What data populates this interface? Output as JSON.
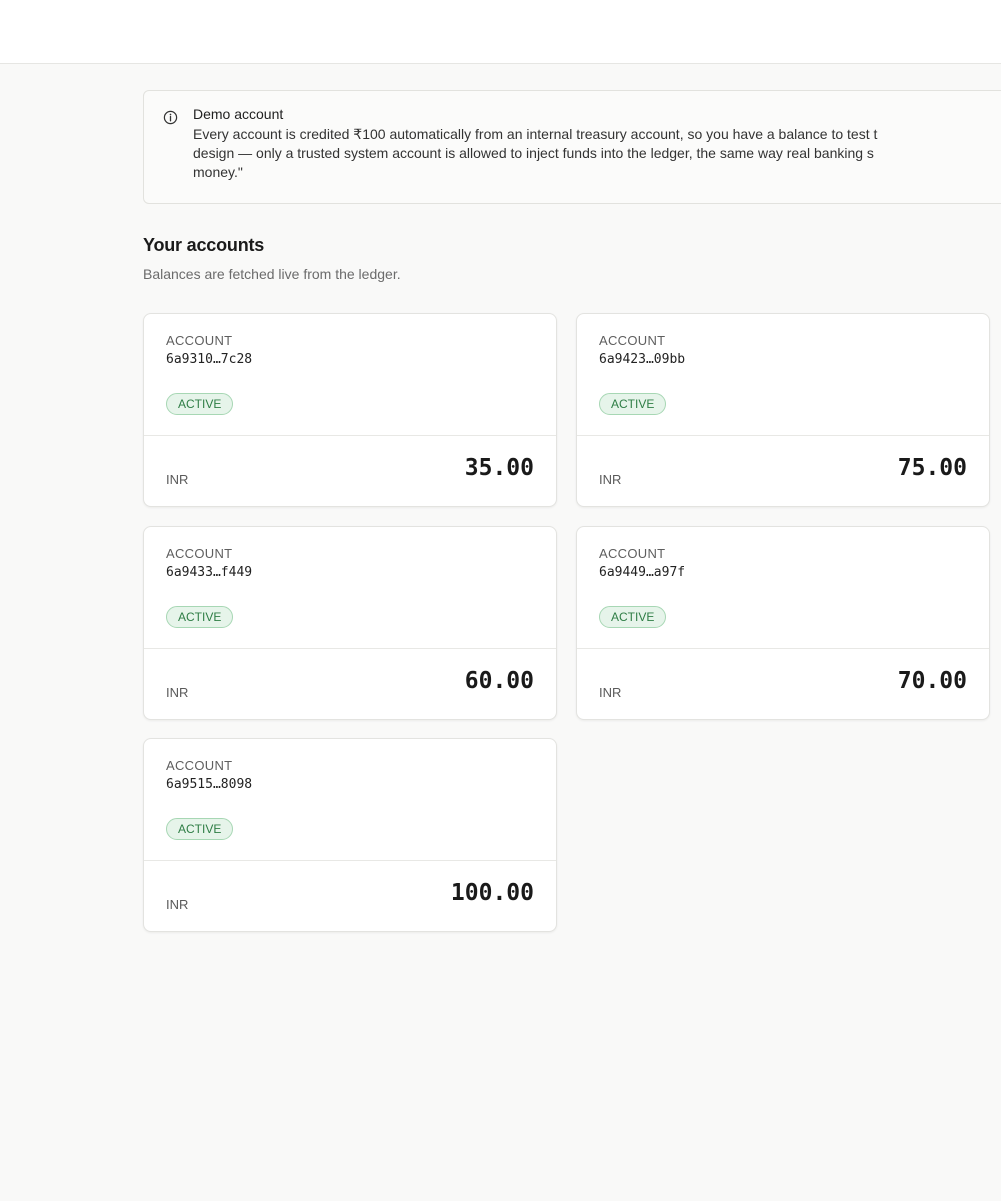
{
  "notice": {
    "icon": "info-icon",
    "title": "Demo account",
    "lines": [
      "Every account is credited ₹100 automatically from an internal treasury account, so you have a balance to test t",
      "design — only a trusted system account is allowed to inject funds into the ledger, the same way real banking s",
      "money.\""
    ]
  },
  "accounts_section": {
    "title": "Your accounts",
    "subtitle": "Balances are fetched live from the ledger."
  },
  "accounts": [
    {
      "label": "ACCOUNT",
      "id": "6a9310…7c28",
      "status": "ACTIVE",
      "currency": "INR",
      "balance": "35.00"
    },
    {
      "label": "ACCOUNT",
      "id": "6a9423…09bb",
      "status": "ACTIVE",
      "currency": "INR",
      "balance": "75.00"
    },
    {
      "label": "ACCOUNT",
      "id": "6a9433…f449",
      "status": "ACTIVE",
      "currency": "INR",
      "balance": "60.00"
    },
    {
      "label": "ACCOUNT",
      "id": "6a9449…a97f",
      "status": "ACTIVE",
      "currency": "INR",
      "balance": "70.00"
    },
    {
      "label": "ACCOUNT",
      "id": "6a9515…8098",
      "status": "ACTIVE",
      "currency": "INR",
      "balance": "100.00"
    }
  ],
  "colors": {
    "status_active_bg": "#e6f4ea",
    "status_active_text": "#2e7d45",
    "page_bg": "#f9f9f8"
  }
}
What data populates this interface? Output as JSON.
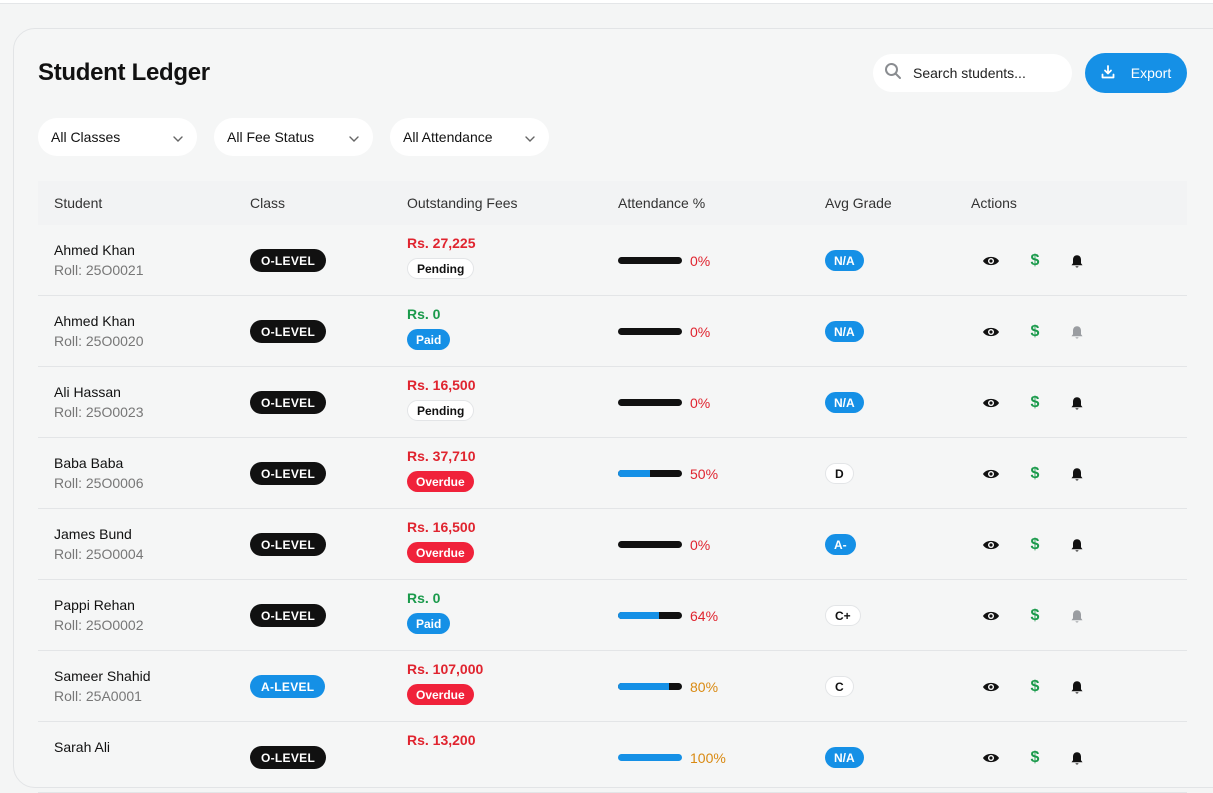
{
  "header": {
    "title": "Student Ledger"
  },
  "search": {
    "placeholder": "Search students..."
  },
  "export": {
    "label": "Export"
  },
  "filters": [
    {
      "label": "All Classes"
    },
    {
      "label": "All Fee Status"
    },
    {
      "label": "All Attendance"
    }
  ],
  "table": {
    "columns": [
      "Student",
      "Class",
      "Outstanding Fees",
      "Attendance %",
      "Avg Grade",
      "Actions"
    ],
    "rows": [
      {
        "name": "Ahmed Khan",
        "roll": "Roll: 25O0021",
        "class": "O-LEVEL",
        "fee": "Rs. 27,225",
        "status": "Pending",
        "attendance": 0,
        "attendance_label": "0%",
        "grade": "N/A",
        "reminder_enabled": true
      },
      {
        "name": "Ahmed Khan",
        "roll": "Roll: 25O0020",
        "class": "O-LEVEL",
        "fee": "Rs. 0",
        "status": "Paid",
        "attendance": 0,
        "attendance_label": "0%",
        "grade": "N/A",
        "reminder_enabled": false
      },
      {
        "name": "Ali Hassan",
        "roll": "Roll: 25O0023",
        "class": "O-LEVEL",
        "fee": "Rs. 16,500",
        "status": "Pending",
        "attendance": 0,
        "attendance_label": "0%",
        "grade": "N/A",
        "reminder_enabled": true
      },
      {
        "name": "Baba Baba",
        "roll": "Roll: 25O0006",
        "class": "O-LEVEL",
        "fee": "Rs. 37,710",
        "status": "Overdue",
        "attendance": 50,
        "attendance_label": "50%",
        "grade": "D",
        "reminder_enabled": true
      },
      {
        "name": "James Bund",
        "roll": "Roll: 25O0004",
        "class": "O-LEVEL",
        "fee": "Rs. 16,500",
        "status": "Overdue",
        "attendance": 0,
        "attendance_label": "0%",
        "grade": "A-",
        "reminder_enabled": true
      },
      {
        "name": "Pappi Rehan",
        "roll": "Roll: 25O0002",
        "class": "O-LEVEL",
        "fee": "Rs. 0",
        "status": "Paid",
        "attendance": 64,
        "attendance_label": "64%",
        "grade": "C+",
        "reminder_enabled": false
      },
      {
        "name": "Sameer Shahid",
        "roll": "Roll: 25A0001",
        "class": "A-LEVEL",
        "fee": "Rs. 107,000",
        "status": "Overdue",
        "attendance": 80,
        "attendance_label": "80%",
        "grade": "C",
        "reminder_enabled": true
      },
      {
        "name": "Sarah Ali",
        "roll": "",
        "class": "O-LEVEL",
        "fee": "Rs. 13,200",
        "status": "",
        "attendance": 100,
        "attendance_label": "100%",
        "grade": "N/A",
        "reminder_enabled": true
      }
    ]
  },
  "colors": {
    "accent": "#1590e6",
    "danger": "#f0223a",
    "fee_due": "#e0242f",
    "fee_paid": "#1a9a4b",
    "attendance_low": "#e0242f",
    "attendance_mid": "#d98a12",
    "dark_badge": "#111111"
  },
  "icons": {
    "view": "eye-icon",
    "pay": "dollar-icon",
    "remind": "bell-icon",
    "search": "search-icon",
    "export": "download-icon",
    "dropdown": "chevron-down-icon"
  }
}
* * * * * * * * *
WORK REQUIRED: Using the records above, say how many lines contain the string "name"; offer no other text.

RESULT: 8